# [PROBLEM TO SOLVE]
Every record, from first to last, should be written out again exactly.

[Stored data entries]
* * * * *

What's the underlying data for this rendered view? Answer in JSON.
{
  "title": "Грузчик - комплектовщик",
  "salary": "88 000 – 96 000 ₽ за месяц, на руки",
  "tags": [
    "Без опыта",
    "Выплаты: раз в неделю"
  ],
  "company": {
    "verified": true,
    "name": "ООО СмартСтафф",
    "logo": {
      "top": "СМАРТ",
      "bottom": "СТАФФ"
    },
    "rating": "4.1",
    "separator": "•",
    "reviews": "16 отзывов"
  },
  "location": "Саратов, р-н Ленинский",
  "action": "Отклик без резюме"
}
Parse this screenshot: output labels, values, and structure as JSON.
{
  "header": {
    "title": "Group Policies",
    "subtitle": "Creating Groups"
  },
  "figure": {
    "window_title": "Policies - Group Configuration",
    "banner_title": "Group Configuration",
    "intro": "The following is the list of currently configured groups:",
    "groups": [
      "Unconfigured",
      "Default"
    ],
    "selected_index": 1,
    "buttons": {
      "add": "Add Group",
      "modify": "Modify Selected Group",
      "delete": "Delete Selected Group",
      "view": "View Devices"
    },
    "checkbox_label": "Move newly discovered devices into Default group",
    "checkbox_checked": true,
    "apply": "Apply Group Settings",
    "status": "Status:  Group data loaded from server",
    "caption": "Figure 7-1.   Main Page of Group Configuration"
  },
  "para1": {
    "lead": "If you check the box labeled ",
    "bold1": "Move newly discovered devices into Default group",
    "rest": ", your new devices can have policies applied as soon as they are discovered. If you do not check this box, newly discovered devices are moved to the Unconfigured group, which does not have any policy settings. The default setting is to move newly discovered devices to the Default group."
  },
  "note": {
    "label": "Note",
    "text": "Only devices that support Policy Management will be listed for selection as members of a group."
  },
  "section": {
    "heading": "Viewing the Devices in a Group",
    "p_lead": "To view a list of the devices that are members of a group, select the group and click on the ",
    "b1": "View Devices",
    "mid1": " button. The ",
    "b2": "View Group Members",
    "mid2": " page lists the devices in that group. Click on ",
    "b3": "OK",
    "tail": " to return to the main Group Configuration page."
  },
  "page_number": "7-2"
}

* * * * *

# [EXERCISE RESPONSE]
What's the underlying data for this rendered view? Answer in JSON.
{
  "title": "Грузчик - комплектовщик",
  "salary": "88 000 – 96 000 ₽ за месяц, на руки",
  "tags": [
    "Без опыта",
    "Выплаты: раз в неделю"
  ],
  "company": {
    "verified": true,
    "name": "ООО СмартСтафф",
    "logo": {
      "top": "СМАРТ",
      "bottom": "СТАФФ"
    },
    "rating": "4.1",
    "separator": "•",
    "reviews": "16 отзывов"
  },
  "location": "Саратов, р-н Ленинский",
  "action": "Отклик без резюме"
}
Parse this screenshot: output labels, values, and structure as JSON.
{
  "header": {
    "title": "Group Policies",
    "subtitle": "Creating Groups"
  },
  "figure": {
    "window_title": "Policies - Group Configuration",
    "banner_title": "Group Configuration",
    "intro": "The following is the list of currently configured groups:",
    "groups": [
      "Unconfigured",
      "Default"
    ],
    "selected_index": 1,
    "buttons": {
      "add": "Add Group",
      "modify": "Modify Selected Group",
      "delete": "Delete Selected Group",
      "view": "View Devices"
    },
    "checkbox_label": "Move newly discovered devices into Default group",
    "checkbox_checked": true,
    "apply": "Apply Group Settings",
    "status": "Status:  Group data loaded from server",
    "caption": "Figure 7-1.   Main Page of Group Configuration"
  },
  "para1": {
    "lead": "If you check the box labeled ",
    "bold1": "Move newly discovered devices into Default group",
    "rest": ", your new devices can have policies applied as soon as they are discovered. If you do not check this box, newly discovered devices are moved to the Unconfigured group, which does not have any policy settings. The default setting is to move newly discovered devices to the Default group."
  },
  "note": {
    "label": "Note",
    "text": "Only devices that support Policy Management will be listed for selection as members of a group."
  },
  "section": {
    "heading": "Viewing the Devices in a Group",
    "p_lead": "To view a list of the devices that are members of a group, select the group and click on the ",
    "b1": "View Devices",
    "mid1": " button. The ",
    "b2": "View Group Members",
    "mid2": " page lists the devices in that group. Click on ",
    "b3": "OK",
    "tail": " to return to the main Group Configuration page."
  },
  "page_number": "7-2"
}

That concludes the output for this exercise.